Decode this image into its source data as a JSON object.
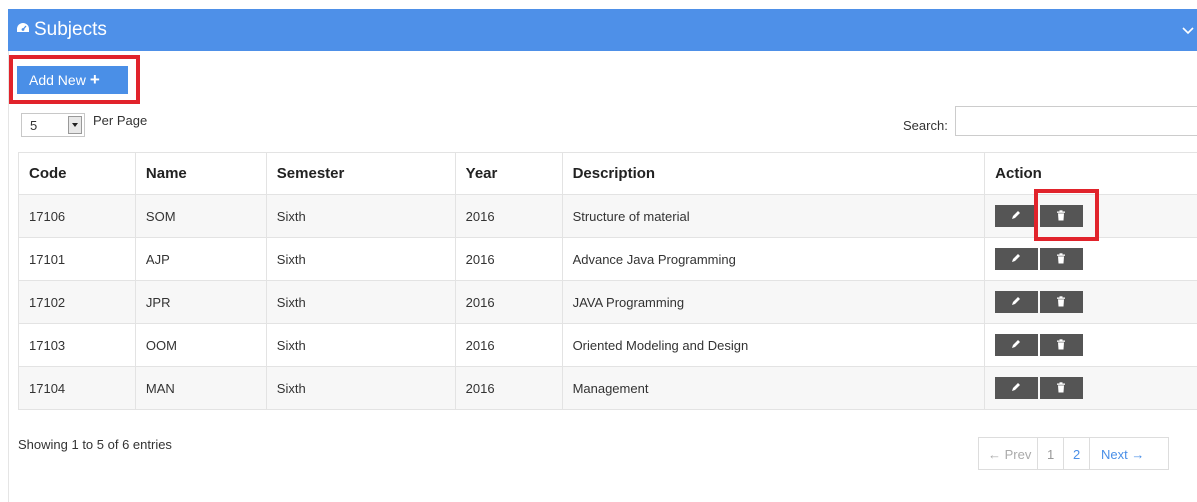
{
  "panel": {
    "title": "Subjects",
    "icon": "dashboard-icon",
    "collapse_icon": "chevron-down-icon",
    "header_color": "#4e90e8"
  },
  "toolbar": {
    "add_label": "Add New",
    "add_icon": "plus-icon"
  },
  "length": {
    "selected": "5",
    "label": "Per Page"
  },
  "search": {
    "label": "Search:",
    "value": ""
  },
  "table": {
    "headers": [
      "Code",
      "Name",
      "Semester",
      "Year",
      "Description",
      "Action"
    ],
    "rows": [
      [
        "17106",
        "SOM",
        "Sixth",
        "2016",
        "Structure of material"
      ],
      [
        "17101",
        "AJP",
        "Sixth",
        "2016",
        "Advance Java Programming"
      ],
      [
        "17102",
        "JPR",
        "Sixth",
        "2016",
        "JAVA Programming"
      ],
      [
        "17103",
        "OOM",
        "Sixth",
        "2016",
        "Oriented Modeling and Design"
      ],
      [
        "17104",
        "MAN",
        "Sixth",
        "2016",
        "Management"
      ]
    ],
    "edit_icon": "pencil-icon",
    "delete_icon": "trash-icon"
  },
  "footer": {
    "info": "Showing 1 to 5 of 6 entries",
    "pagination": {
      "prev": "← Prev",
      "pages": [
        "1",
        "2"
      ],
      "current": "1",
      "next": "Next →"
    }
  },
  "colors": {
    "accent": "#4a8fe7",
    "highlight": "#e1232b",
    "action_button": "#555555"
  }
}
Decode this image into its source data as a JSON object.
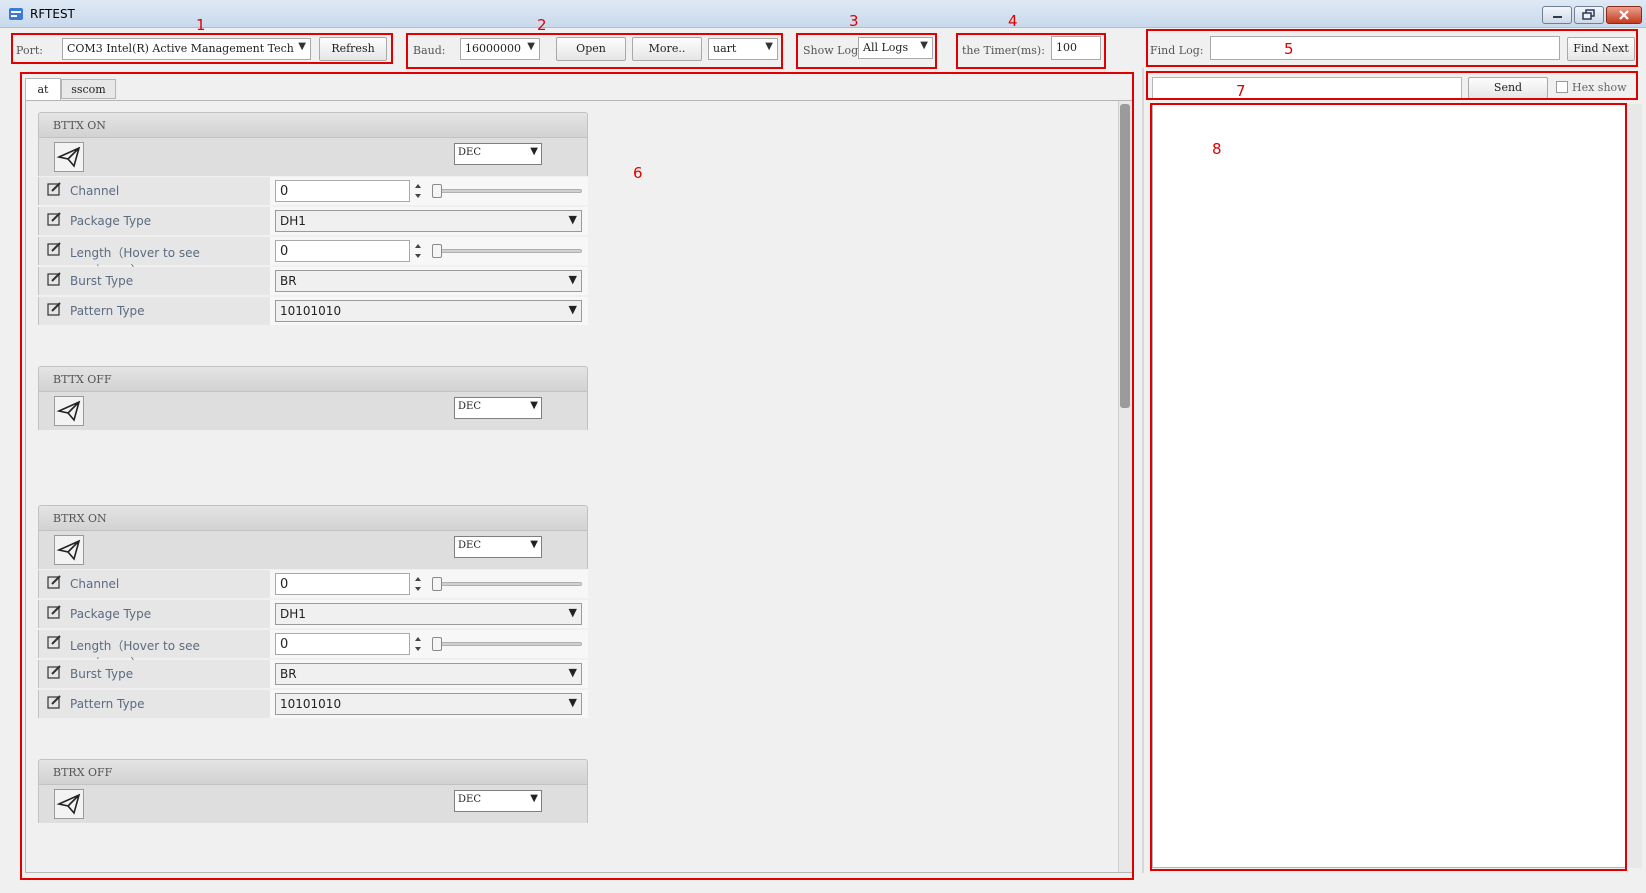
{
  "window": {
    "title": "RFTEST"
  },
  "toolbar": {
    "port_label": "Port:",
    "port_value": "COM3  Intel(R) Active Management Tech",
    "refresh_label": "Refresh",
    "baud_label": "Baud:",
    "baud_value": "16000000",
    "open_label": "Open",
    "more_label": "More..",
    "iface_value": "uart",
    "showlog_label": "Show Log",
    "showlog_value": "All Logs",
    "timer_label": "the Timer(ms):",
    "timer_value": "100",
    "findlog_label": "Find Log:",
    "findlog_value": "",
    "findnext_label": "Find Next"
  },
  "tabs": [
    {
      "label": "at",
      "active": true
    },
    {
      "label": "sscom",
      "active": false
    }
  ],
  "groups": [
    {
      "title": "BTTX ON",
      "format": "DEC",
      "rows": [
        {
          "label": "Channel",
          "kind": "spin",
          "value": "0"
        },
        {
          "label": "Package Type",
          "kind": "select",
          "value": "DH1"
        },
        {
          "label": "Length（Hover to see maximum）",
          "kind": "spin",
          "value": "0"
        },
        {
          "label": "Burst Type",
          "kind": "select",
          "value": "BR"
        },
        {
          "label": "Pattern Type",
          "kind": "select",
          "value": "10101010"
        }
      ]
    },
    {
      "title": "BTTX OFF",
      "format": "DEC",
      "rows": []
    },
    {
      "title": "BTRX ON",
      "format": "DEC",
      "rows": [
        {
          "label": "Channel",
          "kind": "spin",
          "value": "0"
        },
        {
          "label": "Package Type",
          "kind": "select",
          "value": "DH1"
        },
        {
          "label": "Length（Hover to see maximum）",
          "kind": "spin",
          "value": "0"
        },
        {
          "label": "Burst Type",
          "kind": "select",
          "value": "BR"
        },
        {
          "label": "Pattern Type",
          "kind": "select",
          "value": "10101010"
        }
      ]
    },
    {
      "title": "BTRX OFF",
      "format": "DEC",
      "rows": []
    }
  ],
  "right_panel": {
    "send_input_value": "",
    "send_label": "Send",
    "hex_show_label": "Hex show",
    "hex_show_checked": false
  },
  "annotations": [
    "1",
    "2",
    "3",
    "4",
    "5",
    "6",
    "7",
    "8"
  ],
  "colors": {
    "annotation": "#e00000"
  },
  "icons": {
    "send": "paper-plane-icon",
    "edit": "edit-pencil-icon"
  }
}
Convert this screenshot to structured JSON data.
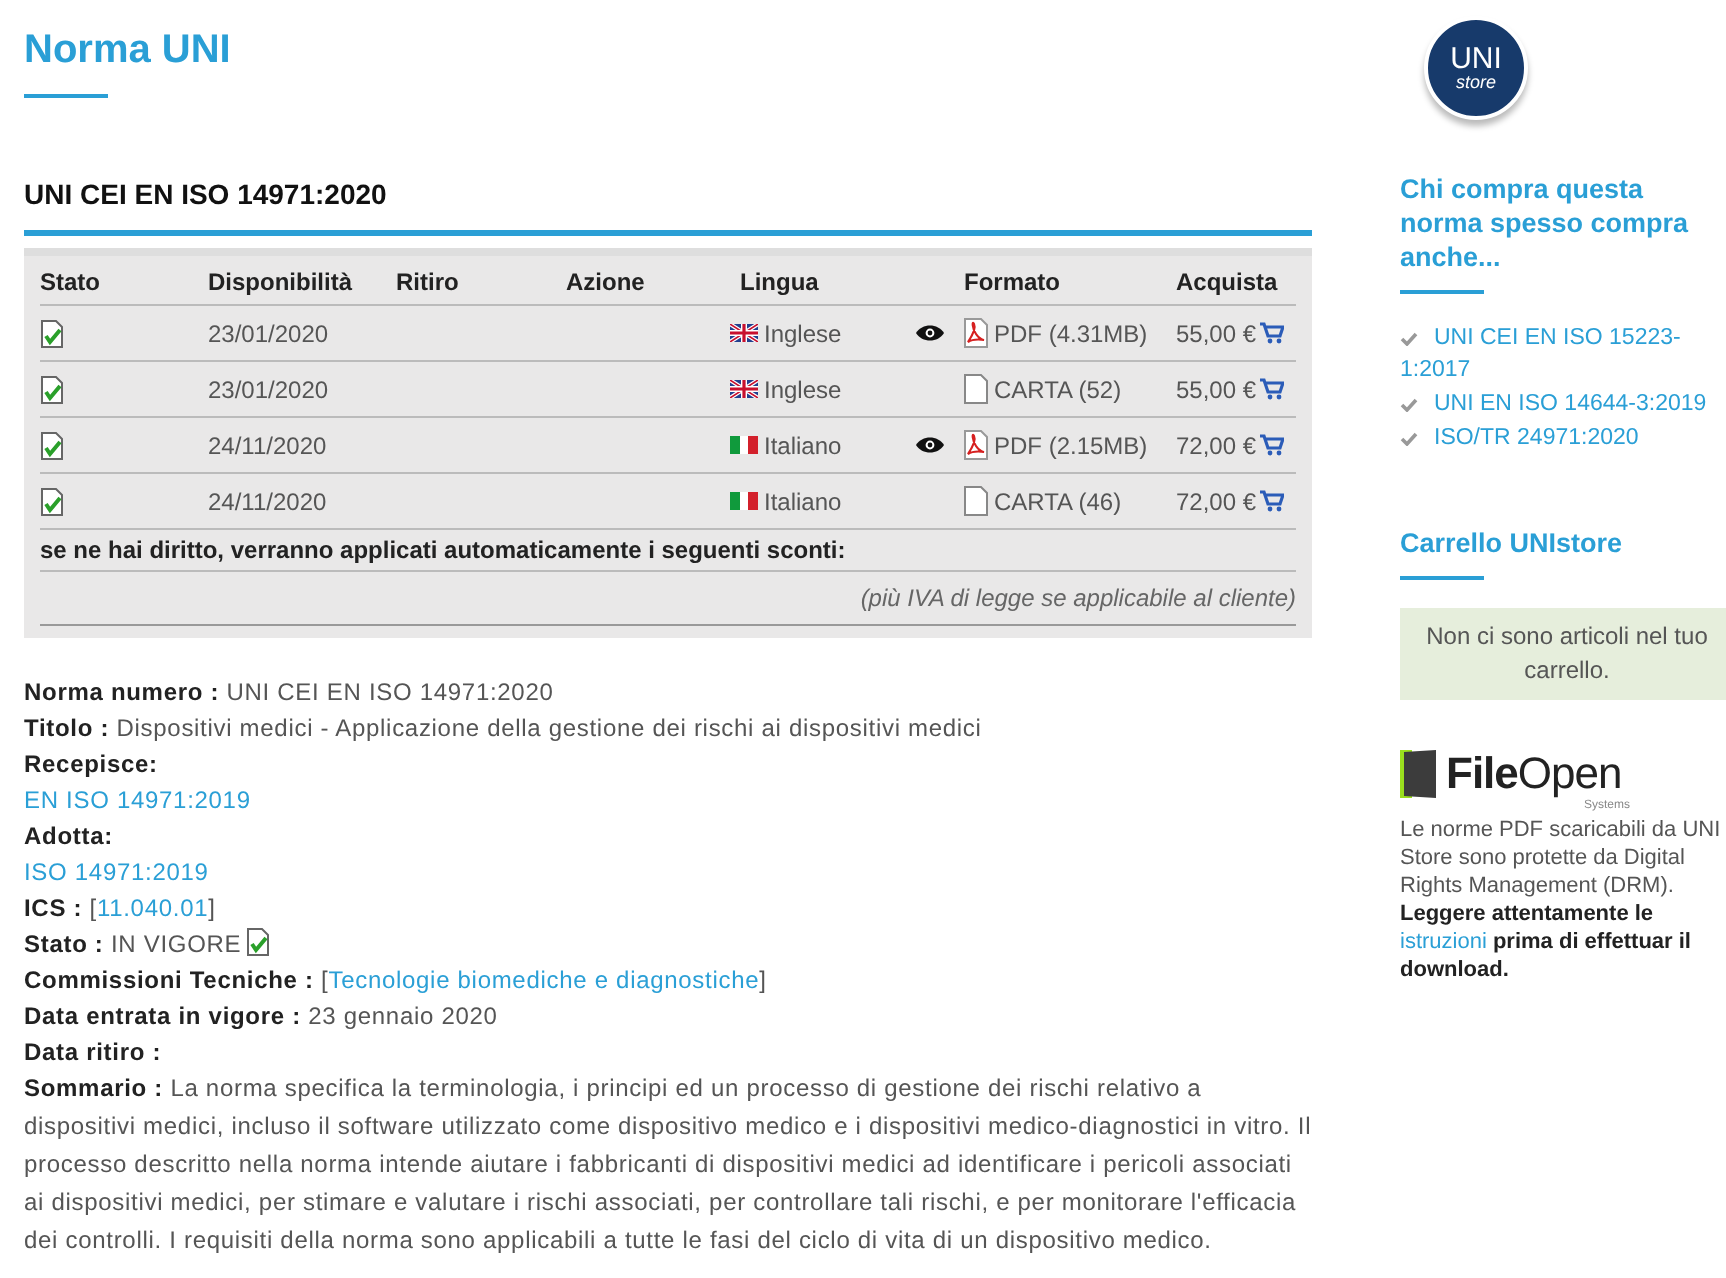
{
  "page_title": "Norma UNI",
  "standard_heading": "UNI CEI EN ISO 14971:2020",
  "table": {
    "columns": [
      "Stato",
      "Disponibilità",
      "Ritiro",
      "Azione",
      "Lingua",
      "",
      "Formato",
      "Acquista"
    ],
    "rows": [
      {
        "availability": "23/01/2020",
        "language": {
          "kind": "uk",
          "label": "Inglese"
        },
        "preview": true,
        "format": {
          "kind": "pdf",
          "label": "PDF (4.31MB)"
        },
        "price": "55,00 €"
      },
      {
        "availability": "23/01/2020",
        "language": {
          "kind": "uk",
          "label": "Inglese"
        },
        "preview": false,
        "format": {
          "kind": "paper",
          "label": "CARTA (52)"
        },
        "price": "55,00 €"
      },
      {
        "availability": "24/11/2020",
        "language": {
          "kind": "it",
          "label": "Italiano"
        },
        "preview": true,
        "format": {
          "kind": "pdf",
          "label": "PDF (2.15MB)"
        },
        "price": "72,00 €"
      },
      {
        "availability": "24/11/2020",
        "language": {
          "kind": "it",
          "label": "Italiano"
        },
        "preview": false,
        "format": {
          "kind": "paper",
          "label": "CARTA (46)"
        },
        "price": "72,00 €"
      }
    ],
    "discount_note": "se ne hai diritto, verranno applicati automaticamente i seguenti sconti:",
    "vat_note": "(più IVA di legge se applicabile al cliente)"
  },
  "details": [
    {
      "kind": "text",
      "label": "Norma numero :",
      "value": "UNI CEI EN ISO 14971:2020"
    },
    {
      "kind": "text",
      "label": "Titolo :",
      "value": "Dispositivi medici - Applicazione della gestione dei rischi ai dispositivi medici"
    },
    {
      "kind": "link_below",
      "label": "Recepisce:",
      "value": "EN ISO 14971:2019"
    },
    {
      "kind": "link_below",
      "label": "Adotta:",
      "value": "ISO 14971:2019"
    },
    {
      "kind": "bracket_link",
      "label": "ICS :",
      "open": "[",
      "value": "11.040.01",
      "close": "]"
    },
    {
      "kind": "status",
      "label": "Stato :",
      "value": "IN VIGORE"
    },
    {
      "kind": "bracket_link",
      "label": "Commissioni Tecniche :",
      "open": "[",
      "value": "Tecnologie biomediche e diagnostiche",
      "close": "]"
    },
    {
      "kind": "text",
      "label": "Data entrata in vigore :",
      "value": "23 gennaio 2020"
    },
    {
      "kind": "text",
      "label": "Data ritiro :"
    },
    {
      "kind": "paragraph",
      "label": "Sommario :",
      "value": "La norma specifica la terminologia, i principi ed un processo di gestione dei rischi relativo a dispositivi medici, incluso il software utilizzato come dispositivo medico e i dispositivi medico-diagnostici in vitro. Il processo descritto nella norma intende aiutare i fabbricanti di dispositivi medici ad identificare i pericoli associati ai dispositivi medici, per stimare e valutare i rischi associati, per controllare tali rischi, e per monitorare l'efficacia dei controlli. I requisiti della norma sono applicabili a tutte le fasi del ciclo di vita di un dispositivo medico."
    }
  ],
  "sidebar": {
    "logo": {
      "top": "UNI",
      "bottom": "store"
    },
    "related_heading": "Chi compra questa norma spesso compra anche...",
    "related": [
      "UNI CEI EN ISO 15223-1:2017",
      "UNI EN ISO 14644-3:2019",
      "ISO/TR 24971:2020"
    ],
    "cart_heading": "Carrello UNIstore",
    "cart_message": "Non ci sono articoli nel tuo carrello.",
    "fileopen": {
      "brand_bold": "File",
      "brand_light": "Open",
      "sub": "Systems"
    },
    "drm_text": "Le norme PDF scaricabili da UNI Store sono protette da Digital Rights Management (DRM).",
    "notice": {
      "before": "Leggere attentamente le",
      "link": "istruzioni",
      "after": "prima di effettuar il download."
    }
  }
}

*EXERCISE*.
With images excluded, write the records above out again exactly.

*EXERCISE ANSWER*.
Decode this image into its source data as a JSON object.
{
  "panel": {
    "title": "Subjects",
    "icon": "dashboard-icon",
    "collapse_icon": "chevron-down-icon",
    "header_color": "#4e90e8"
  },
  "toolbar": {
    "add_label": "Add New",
    "add_icon": "plus-icon"
  },
  "length": {
    "selected": "5",
    "label": "Per Page"
  },
  "search": {
    "label": "Search:",
    "value": ""
  },
  "table": {
    "headers": [
      "Code",
      "Name",
      "Semester",
      "Year",
      "Description",
      "Action"
    ],
    "rows": [
      [
        "17106",
        "SOM",
        "Sixth",
        "2016",
        "Structure of material"
      ],
      [
        "17101",
        "AJP",
        "Sixth",
        "2016",
        "Advance Java Programming"
      ],
      [
        "17102",
        "JPR",
        "Sixth",
        "2016",
        "JAVA Programming"
      ],
      [
        "17103",
        "OOM",
        "Sixth",
        "2016",
        "Oriented Modeling and Design"
      ],
      [
        "17104",
        "MAN",
        "Sixth",
        "2016",
        "Management"
      ]
    ],
    "edit_icon": "pencil-icon",
    "delete_icon": "trash-icon"
  },
  "footer": {
    "info": "Showing 1 to 5 of 6 entries",
    "pagination": {
      "prev": "← Prev",
      "pages": [
        "1",
        "2"
      ],
      "current": "1",
      "next": "Next →"
    }
  },
  "colors": {
    "accent": "#4a8fe7",
    "highlight": "#e1232b",
    "action_button": "#555555"
  }
}
Decode this image into its source data as a JSON object.
{
  "window": {
    "title": "RFTEST"
  },
  "toolbar": {
    "port_label": "Port:",
    "port_value": "COM3  Intel(R) Active Management Tech",
    "refresh_label": "Refresh",
    "baud_label": "Baud:",
    "baud_value": "16000000",
    "open_label": "Open",
    "more_label": "More..",
    "iface_value": "uart",
    "showlog_label": "Show Log",
    "showlog_value": "All Logs",
    "timer_label": "the Timer(ms):",
    "timer_value": "100",
    "findlog_label": "Find Log:",
    "findlog_value": "",
    "findnext_label": "Find Next"
  },
  "tabs": [
    {
      "label": "at",
      "active": true
    },
    {
      "label": "sscom",
      "active": false
    }
  ],
  "groups": [
    {
      "title": "BTTX ON",
      "format": "DEC",
      "rows": [
        {
          "label": "Channel",
          "kind": "spin",
          "value": "0"
        },
        {
          "label": "Package Type",
          "kind": "select",
          "value": "DH1"
        },
        {
          "label": "Length（Hover to see maximum）",
          "kind": "spin",
          "value": "0"
        },
        {
          "label": "Burst Type",
          "kind": "select",
          "value": "BR"
        },
        {
          "label": "Pattern Type",
          "kind": "select",
          "value": "10101010"
        }
      ]
    },
    {
      "title": "BTTX OFF",
      "format": "DEC",
      "rows": []
    },
    {
      "title": "BTRX ON",
      "format": "DEC",
      "rows": [
        {
          "label": "Channel",
          "kind": "spin",
          "value": "0"
        },
        {
          "label": "Package Type",
          "kind": "select",
          "value": "DH1"
        },
        {
          "label": "Length（Hover to see maximum）",
          "kind": "spin",
          "value": "0"
        },
        {
          "label": "Burst Type",
          "kind": "select",
          "value": "BR"
        },
        {
          "label": "Pattern Type",
          "kind": "select",
          "value": "10101010"
        }
      ]
    },
    {
      "title": "BTRX OFF",
      "format": "DEC",
      "rows": []
    }
  ],
  "right_panel": {
    "send_input_value": "",
    "send_label": "Send",
    "hex_show_label": "Hex show",
    "hex_show_checked": false
  },
  "annotations": [
    "1",
    "2",
    "3",
    "4",
    "5",
    "6",
    "7",
    "8"
  ],
  "colors": {
    "annotation": "#e00000"
  },
  "icons": {
    "send": "paper-plane-icon",
    "edit": "edit-pencil-icon"
  }
}
Convert this screenshot to structured JSON data.
{
  "page_title": "Norma UNI",
  "standard_heading": "UNI CEI EN ISO 14971:2020",
  "table": {
    "columns": [
      "Stato",
      "Disponibilità",
      "Ritiro",
      "Azione",
      "Lingua",
      "",
      "Formato",
      "Acquista"
    ],
    "rows": [
      {
        "availability": "23/01/2020",
        "language": {
          "kind": "uk",
          "label": "Inglese"
        },
        "preview": true,
        "format": {
          "kind": "pdf",
          "label": "PDF (4.31MB)"
        },
        "price": "55,00 €"
      },
      {
        "availability": "23/01/2020",
        "language": {
          "kind": "uk",
          "label": "Inglese"
        },
        "preview": false,
        "format": {
          "kind": "paper",
          "label": "CARTA (52)"
        },
        "price": "55,00 €"
      },
      {
        "availability": "24/11/2020",
        "language": {
          "kind": "it",
          "label": "Italiano"
        },
        "preview": true,
        "format": {
          "kind": "pdf",
          "label": "PDF (2.15MB)"
        },
        "price": "72,00 €"
      },
      {
        "availability": "24/11/2020",
        "language": {
          "kind": "it",
          "label": "Italiano"
        },
        "preview": false,
        "format": {
          "kind": "paper",
          "label": "CARTA (46)"
        },
        "price": "72,00 €"
      }
    ],
    "discount_note": "se ne hai diritto, verranno applicati automaticamente i seguenti sconti:",
    "vat_note": "(più IVA di legge se applicabile al cliente)"
  },
  "details": [
    {
      "kind": "text",
      "label": "Norma numero :",
      "value": "UNI CEI EN ISO 14971:2020"
    },
    {
      "kind": "text",
      "label": "Titolo :",
      "value": "Dispositivi medici - Applicazione della gestione dei rischi ai dispositivi medici"
    },
    {
      "kind": "link_below",
      "label": "Recepisce:",
      "value": "EN ISO 14971:2019"
    },
    {
      "kind": "link_below",
      "label": "Adotta:",
      "value": "ISO 14971:2019"
    },
    {
      "kind": "bracket_link",
      "label": "ICS :",
      "open": "[",
      "value": "11.040.01",
      "close": "]"
    },
    {
      "kind": "status",
      "label": "Stato :",
      "value": "IN VIGORE"
    },
    {
      "kind": "bracket_link",
      "label": "Commissioni Tecniche :",
      "open": "[",
      "value": "Tecnologie biomediche e diagnostiche",
      "close": "]"
    },
    {
      "kind": "text",
      "label": "Data entrata in vigore :",
      "value": "23 gennaio 2020"
    },
    {
      "kind": "text",
      "label": "Data ritiro :"
    },
    {
      "kind": "paragraph",
      "label": "Sommario :",
      "value": "La norma specifica la terminologia, i principi ed un processo di gestione dei rischi relativo a dispositivi medici, incluso il software utilizzato come dispositivo medico e i dispositivi medico-diagnostici in vitro. Il processo descritto nella norma intende aiutare i fabbricanti di dispositivi medici ad identificare i pericoli associati ai dispositivi medici, per stimare e valutare i rischi associati, per controllare tali rischi, e per monitorare l'efficacia dei controlli. I requisiti della norma sono applicabili a tutte le fasi del ciclo di vita di un dispositivo medico."
    }
  ],
  "sidebar": {
    "logo": {
      "top": "UNI",
      "bottom": "store"
    },
    "related_heading": "Chi compra questa norma spesso compra anche...",
    "related": [
      "UNI CEI EN ISO 15223-1:2017",
      "UNI EN ISO 14644-3:2019",
      "ISO/TR 24971:2020"
    ],
    "cart_heading": "Carrello UNIstore",
    "cart_message": "Non ci sono articoli nel tuo carrello.",
    "fileopen": {
      "brand_bold": "File",
      "brand_light": "Open",
      "sub": "Systems"
    },
    "drm_text": "Le norme PDF scaricabili da UNI Store sono protette da Digital Rights Management (DRM).",
    "notice": {
      "before": "Leggere attentamente le",
      "link": "istruzioni",
      "after": "prima di effettuar il download."
    }
  }
}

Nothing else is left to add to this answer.